_Task objective_.
The expected output is each line below containing "Input", copied in full.

_Records shown_.
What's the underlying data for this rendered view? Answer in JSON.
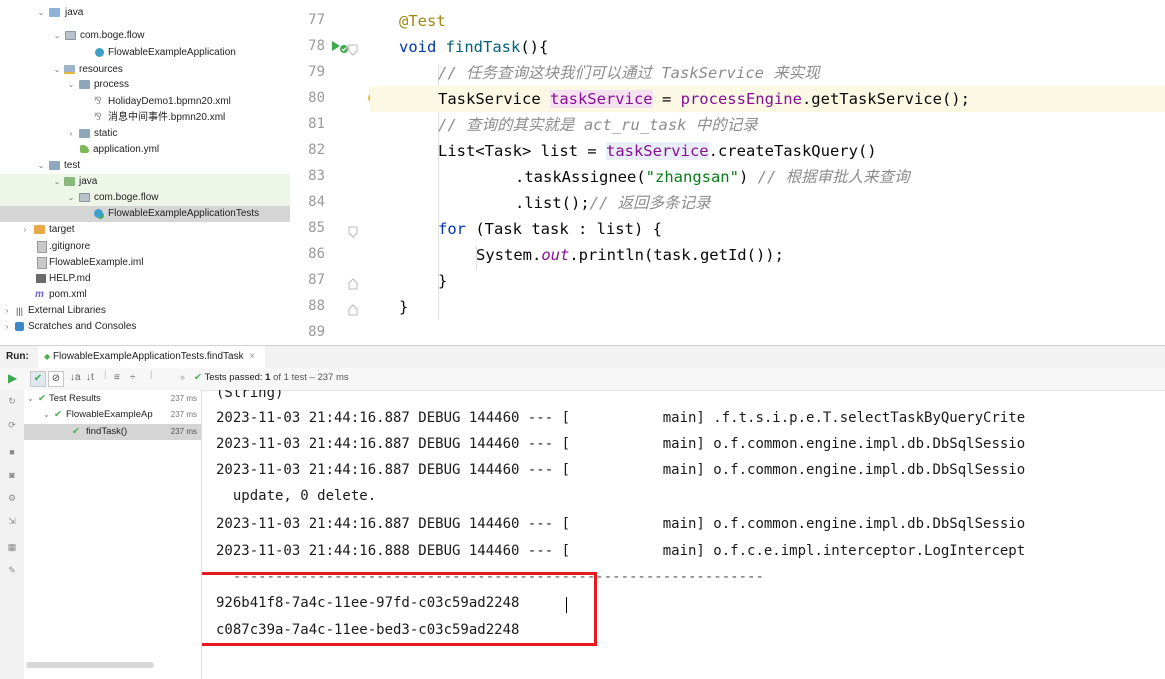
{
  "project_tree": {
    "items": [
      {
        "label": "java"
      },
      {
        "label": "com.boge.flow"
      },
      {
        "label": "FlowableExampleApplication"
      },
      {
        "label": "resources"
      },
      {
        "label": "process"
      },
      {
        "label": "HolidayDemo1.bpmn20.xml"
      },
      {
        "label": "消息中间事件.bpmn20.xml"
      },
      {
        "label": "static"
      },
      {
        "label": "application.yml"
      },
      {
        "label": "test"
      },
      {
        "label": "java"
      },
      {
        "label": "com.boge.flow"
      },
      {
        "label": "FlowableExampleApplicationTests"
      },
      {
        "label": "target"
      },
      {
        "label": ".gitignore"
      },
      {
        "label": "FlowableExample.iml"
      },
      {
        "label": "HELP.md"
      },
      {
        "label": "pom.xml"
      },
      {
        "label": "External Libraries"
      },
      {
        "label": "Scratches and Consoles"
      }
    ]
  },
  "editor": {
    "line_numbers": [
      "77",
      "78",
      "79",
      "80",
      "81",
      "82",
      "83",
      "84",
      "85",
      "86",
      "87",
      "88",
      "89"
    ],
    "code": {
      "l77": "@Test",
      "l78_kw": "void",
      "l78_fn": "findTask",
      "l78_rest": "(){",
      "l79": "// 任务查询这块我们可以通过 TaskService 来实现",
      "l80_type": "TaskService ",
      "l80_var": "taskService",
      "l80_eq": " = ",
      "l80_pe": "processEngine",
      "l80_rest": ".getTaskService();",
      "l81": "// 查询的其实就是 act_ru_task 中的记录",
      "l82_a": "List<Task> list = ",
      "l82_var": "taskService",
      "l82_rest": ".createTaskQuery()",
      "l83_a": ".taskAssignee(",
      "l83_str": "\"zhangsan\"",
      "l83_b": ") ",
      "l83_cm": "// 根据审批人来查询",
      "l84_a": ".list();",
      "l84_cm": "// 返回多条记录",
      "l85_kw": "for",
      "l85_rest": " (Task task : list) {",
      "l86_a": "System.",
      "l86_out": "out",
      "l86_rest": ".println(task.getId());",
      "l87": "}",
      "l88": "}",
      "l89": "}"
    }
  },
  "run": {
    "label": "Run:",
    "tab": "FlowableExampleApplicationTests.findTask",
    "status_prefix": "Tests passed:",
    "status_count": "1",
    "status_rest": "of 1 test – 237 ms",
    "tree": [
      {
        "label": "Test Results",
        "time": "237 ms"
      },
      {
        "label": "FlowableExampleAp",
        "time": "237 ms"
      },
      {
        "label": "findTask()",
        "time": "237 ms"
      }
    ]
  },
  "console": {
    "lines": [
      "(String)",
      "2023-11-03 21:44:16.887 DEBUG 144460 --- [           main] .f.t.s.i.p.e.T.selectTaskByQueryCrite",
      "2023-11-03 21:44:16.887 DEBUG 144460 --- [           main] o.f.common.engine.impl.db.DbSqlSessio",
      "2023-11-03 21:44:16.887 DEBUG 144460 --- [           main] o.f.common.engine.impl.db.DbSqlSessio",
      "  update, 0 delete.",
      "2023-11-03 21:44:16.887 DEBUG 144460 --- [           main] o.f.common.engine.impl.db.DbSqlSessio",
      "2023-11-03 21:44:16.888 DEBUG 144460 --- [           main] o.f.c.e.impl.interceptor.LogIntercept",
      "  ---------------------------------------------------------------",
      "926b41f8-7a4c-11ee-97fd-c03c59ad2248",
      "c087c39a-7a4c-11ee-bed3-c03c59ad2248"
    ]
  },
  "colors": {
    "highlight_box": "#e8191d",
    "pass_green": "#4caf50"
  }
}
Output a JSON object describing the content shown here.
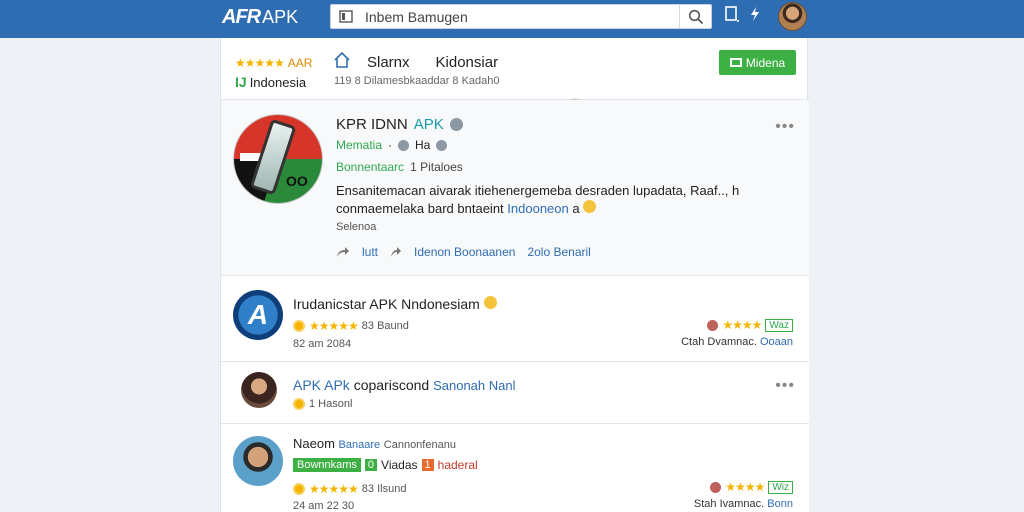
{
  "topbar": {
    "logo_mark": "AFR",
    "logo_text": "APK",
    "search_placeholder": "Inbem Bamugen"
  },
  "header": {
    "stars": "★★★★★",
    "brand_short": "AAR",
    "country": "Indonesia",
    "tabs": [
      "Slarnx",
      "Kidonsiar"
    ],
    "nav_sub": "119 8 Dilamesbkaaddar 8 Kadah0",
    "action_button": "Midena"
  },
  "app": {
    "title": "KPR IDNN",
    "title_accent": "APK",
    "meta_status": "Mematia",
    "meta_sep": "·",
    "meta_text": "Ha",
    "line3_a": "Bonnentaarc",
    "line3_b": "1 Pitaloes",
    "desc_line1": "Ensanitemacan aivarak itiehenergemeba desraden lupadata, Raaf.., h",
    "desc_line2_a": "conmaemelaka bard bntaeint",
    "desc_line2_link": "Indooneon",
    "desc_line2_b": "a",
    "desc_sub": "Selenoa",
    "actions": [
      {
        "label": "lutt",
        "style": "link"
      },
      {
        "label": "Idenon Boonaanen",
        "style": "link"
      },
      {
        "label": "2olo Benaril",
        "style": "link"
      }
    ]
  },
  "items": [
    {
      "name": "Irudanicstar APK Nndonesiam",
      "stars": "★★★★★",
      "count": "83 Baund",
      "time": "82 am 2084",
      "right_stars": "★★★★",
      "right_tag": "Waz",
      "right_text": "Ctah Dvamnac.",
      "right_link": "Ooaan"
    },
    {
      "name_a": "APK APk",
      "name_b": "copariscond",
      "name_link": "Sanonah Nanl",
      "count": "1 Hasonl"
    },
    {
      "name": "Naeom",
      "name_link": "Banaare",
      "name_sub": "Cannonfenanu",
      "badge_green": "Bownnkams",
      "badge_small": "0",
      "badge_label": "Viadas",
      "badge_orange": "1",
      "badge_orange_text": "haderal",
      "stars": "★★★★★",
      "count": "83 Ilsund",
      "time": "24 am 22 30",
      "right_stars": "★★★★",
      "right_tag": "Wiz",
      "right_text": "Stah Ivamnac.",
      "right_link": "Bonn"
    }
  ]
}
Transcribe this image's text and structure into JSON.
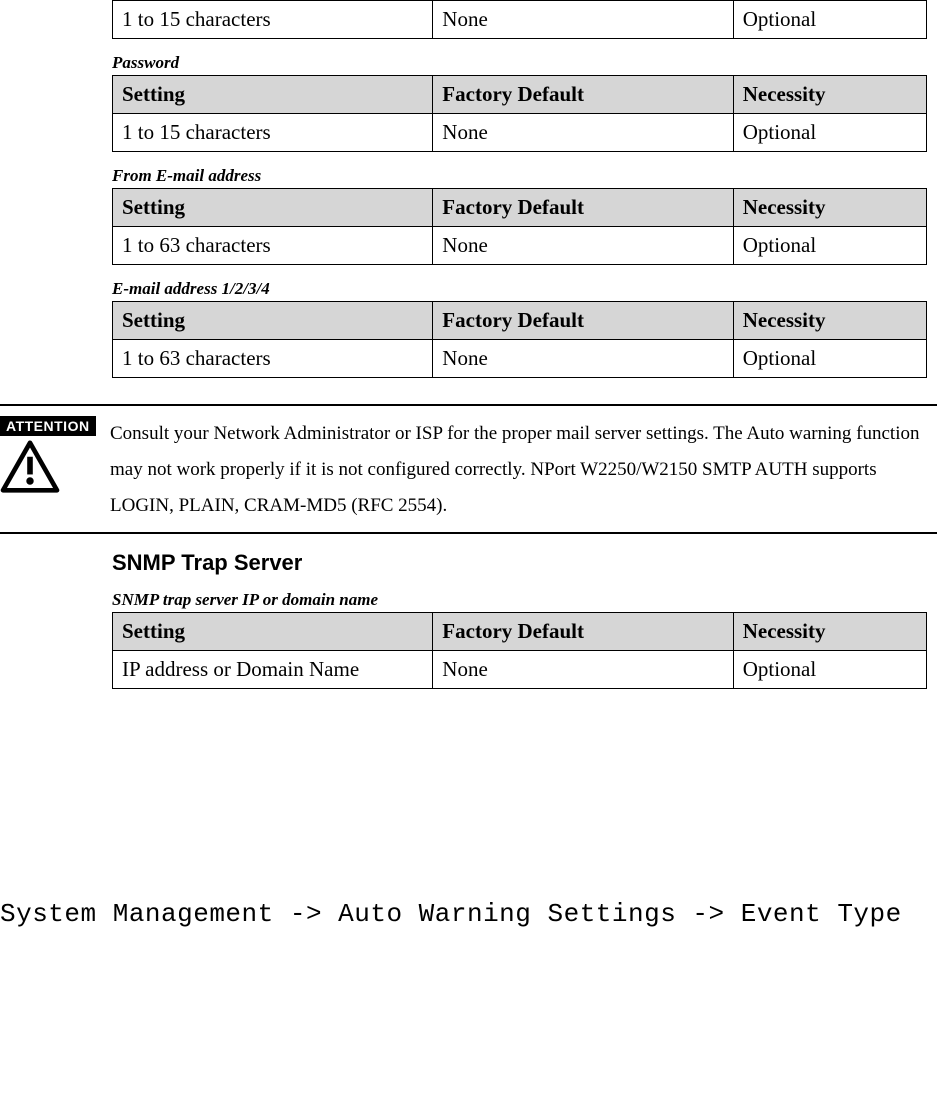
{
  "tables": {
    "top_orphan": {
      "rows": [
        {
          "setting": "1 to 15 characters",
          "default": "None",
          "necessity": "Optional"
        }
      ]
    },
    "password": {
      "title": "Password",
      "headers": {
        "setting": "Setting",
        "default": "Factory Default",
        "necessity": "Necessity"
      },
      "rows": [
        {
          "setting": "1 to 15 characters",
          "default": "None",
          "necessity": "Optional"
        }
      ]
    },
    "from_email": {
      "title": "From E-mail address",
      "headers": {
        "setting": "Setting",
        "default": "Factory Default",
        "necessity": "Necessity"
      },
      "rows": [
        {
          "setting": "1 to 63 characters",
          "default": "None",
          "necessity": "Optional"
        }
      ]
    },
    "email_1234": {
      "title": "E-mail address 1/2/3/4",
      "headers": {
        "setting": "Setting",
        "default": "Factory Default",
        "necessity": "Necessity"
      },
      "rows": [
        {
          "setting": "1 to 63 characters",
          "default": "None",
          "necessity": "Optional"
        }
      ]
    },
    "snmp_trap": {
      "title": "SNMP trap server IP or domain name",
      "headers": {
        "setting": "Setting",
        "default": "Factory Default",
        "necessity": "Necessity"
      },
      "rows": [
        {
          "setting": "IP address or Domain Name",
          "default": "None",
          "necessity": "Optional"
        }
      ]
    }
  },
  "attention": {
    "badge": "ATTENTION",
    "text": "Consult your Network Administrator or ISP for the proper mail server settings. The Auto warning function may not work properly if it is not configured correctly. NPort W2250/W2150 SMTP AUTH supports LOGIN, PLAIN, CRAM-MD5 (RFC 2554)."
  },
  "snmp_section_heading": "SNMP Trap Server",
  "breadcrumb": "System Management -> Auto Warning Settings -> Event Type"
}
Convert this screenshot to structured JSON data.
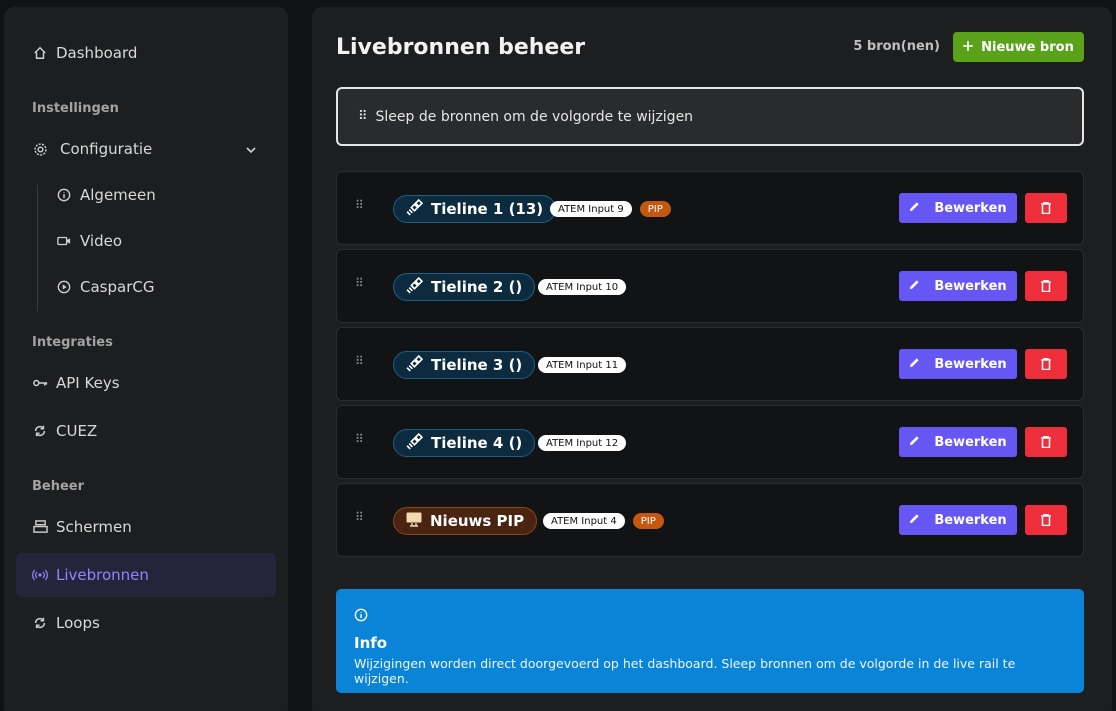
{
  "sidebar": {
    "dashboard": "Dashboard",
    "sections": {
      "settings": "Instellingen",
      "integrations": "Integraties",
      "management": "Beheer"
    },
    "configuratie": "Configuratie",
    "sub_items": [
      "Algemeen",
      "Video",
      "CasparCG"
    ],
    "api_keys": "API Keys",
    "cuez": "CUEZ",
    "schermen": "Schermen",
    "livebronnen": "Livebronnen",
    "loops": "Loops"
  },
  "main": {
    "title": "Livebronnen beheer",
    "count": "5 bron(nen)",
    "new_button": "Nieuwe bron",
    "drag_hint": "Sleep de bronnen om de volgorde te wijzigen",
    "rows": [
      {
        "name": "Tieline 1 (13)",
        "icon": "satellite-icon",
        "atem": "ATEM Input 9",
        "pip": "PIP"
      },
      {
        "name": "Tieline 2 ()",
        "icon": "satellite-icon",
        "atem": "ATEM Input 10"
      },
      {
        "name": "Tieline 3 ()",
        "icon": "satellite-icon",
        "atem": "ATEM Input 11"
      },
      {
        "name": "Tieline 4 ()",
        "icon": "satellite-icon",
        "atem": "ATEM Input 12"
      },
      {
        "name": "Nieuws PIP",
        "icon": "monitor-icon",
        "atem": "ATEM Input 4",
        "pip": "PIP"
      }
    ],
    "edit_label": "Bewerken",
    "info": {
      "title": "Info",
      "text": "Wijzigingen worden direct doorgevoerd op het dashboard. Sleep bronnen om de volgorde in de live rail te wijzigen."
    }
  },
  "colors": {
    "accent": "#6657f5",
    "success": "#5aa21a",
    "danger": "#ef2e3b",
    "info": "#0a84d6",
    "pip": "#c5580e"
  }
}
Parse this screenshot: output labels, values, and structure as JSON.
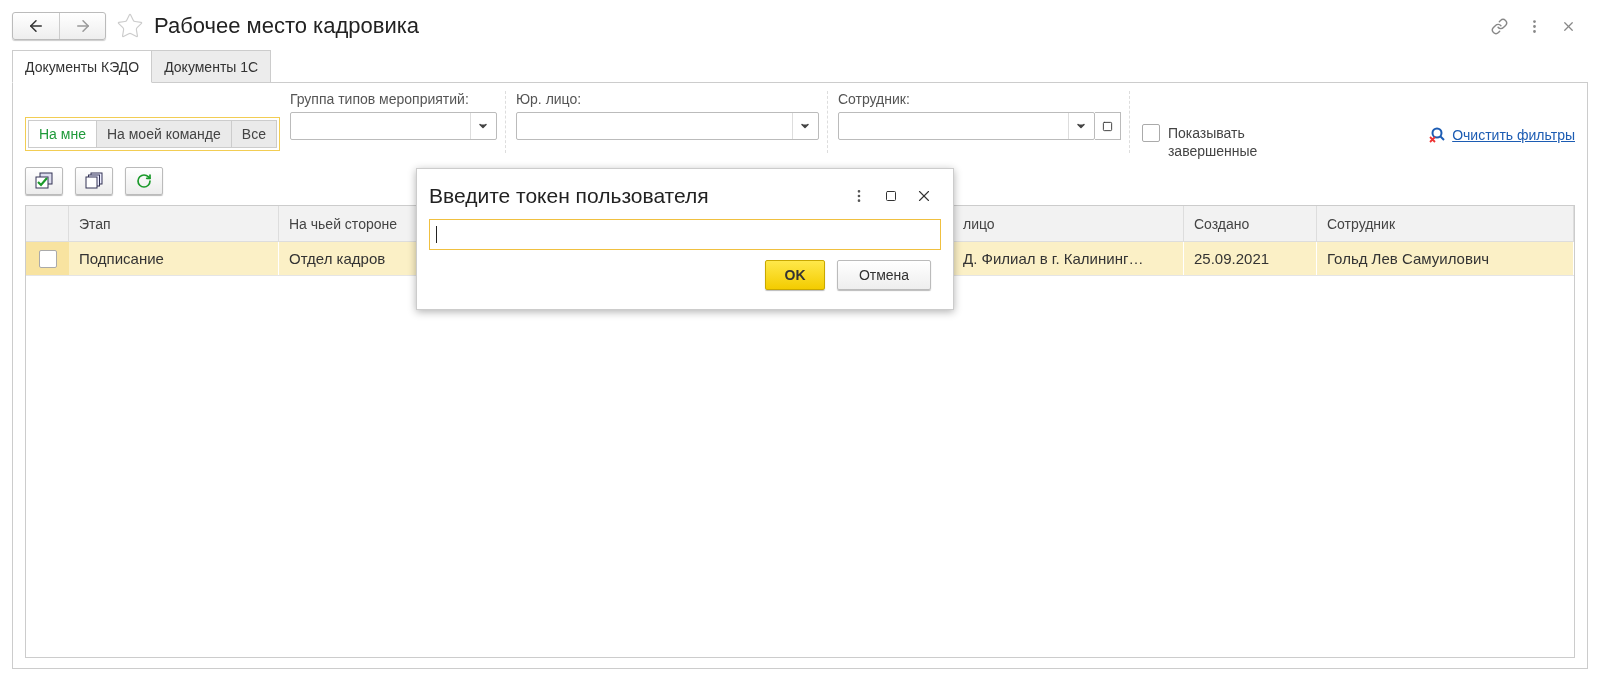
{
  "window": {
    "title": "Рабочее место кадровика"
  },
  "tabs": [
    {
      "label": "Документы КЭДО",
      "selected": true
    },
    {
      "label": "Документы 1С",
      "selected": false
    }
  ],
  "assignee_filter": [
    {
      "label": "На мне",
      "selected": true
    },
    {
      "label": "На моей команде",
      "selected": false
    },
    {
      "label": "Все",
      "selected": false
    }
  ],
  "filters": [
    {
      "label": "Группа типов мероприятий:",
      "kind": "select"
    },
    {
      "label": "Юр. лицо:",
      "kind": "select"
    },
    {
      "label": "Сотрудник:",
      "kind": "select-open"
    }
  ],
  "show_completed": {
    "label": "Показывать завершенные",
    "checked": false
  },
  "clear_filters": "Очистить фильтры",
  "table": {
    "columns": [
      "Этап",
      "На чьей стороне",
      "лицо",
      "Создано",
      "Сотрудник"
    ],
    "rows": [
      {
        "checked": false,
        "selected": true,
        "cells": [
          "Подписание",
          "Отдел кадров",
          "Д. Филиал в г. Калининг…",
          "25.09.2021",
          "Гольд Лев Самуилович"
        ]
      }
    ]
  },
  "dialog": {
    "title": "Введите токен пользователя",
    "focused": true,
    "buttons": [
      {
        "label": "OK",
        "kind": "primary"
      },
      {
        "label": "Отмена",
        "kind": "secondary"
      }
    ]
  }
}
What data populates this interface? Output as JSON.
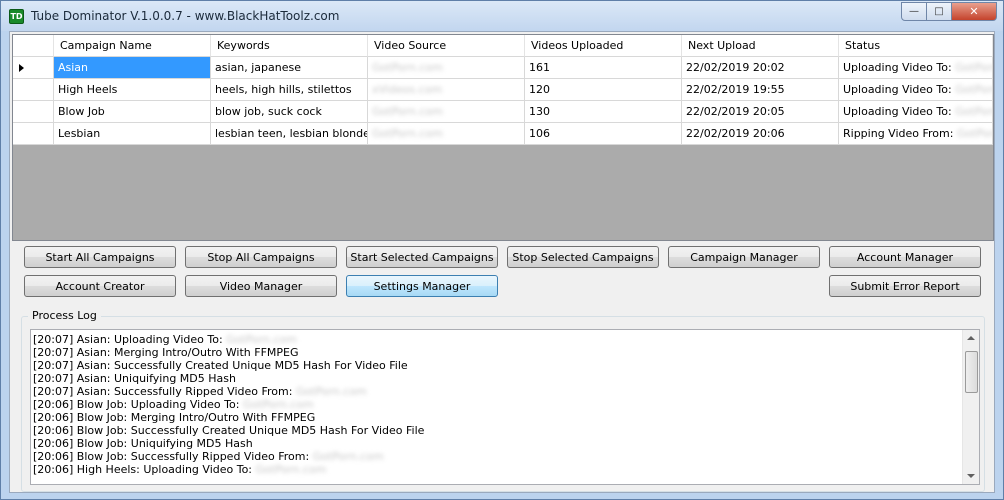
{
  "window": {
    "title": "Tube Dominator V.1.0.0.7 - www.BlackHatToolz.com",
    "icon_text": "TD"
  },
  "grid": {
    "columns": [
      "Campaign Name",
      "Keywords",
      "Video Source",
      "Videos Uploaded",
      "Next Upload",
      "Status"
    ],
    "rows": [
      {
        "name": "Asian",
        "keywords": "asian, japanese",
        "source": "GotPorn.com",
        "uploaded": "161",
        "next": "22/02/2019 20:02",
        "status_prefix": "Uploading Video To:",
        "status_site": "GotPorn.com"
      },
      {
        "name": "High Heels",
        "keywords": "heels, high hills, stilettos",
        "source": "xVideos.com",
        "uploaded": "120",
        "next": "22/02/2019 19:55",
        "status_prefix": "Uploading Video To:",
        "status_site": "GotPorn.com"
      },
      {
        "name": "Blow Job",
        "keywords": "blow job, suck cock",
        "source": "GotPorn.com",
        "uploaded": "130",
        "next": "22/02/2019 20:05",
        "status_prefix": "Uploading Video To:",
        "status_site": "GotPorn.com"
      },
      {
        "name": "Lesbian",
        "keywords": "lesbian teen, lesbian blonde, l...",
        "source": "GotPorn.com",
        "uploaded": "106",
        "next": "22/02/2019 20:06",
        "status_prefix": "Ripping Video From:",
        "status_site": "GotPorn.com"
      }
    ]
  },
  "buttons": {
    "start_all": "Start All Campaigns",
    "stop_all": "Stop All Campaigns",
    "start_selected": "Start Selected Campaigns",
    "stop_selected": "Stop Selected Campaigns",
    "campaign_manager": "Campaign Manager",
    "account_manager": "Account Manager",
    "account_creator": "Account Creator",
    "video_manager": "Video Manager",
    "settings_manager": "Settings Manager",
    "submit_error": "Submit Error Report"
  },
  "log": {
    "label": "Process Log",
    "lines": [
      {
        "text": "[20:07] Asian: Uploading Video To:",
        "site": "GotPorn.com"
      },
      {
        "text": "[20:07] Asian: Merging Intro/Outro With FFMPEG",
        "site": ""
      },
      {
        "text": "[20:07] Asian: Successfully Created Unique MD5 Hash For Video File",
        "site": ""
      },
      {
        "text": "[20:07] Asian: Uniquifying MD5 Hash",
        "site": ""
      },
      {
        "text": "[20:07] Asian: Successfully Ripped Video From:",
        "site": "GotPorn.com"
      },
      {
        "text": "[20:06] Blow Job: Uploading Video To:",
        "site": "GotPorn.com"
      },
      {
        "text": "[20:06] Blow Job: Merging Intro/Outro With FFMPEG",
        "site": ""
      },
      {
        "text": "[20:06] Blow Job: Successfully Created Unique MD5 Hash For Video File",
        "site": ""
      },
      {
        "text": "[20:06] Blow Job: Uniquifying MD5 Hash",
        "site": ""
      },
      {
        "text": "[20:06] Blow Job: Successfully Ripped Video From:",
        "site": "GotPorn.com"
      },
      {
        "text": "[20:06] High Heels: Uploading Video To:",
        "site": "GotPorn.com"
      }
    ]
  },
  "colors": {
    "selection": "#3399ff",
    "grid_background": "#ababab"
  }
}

_Problem solution_.
        "atem": "ATEM Input 9",
        "atem": "ATEM Input 10"
        "atem": "ATEM Input 11"
        "atem": "ATEM Input 12"
        "atem": "ATEM Input 4",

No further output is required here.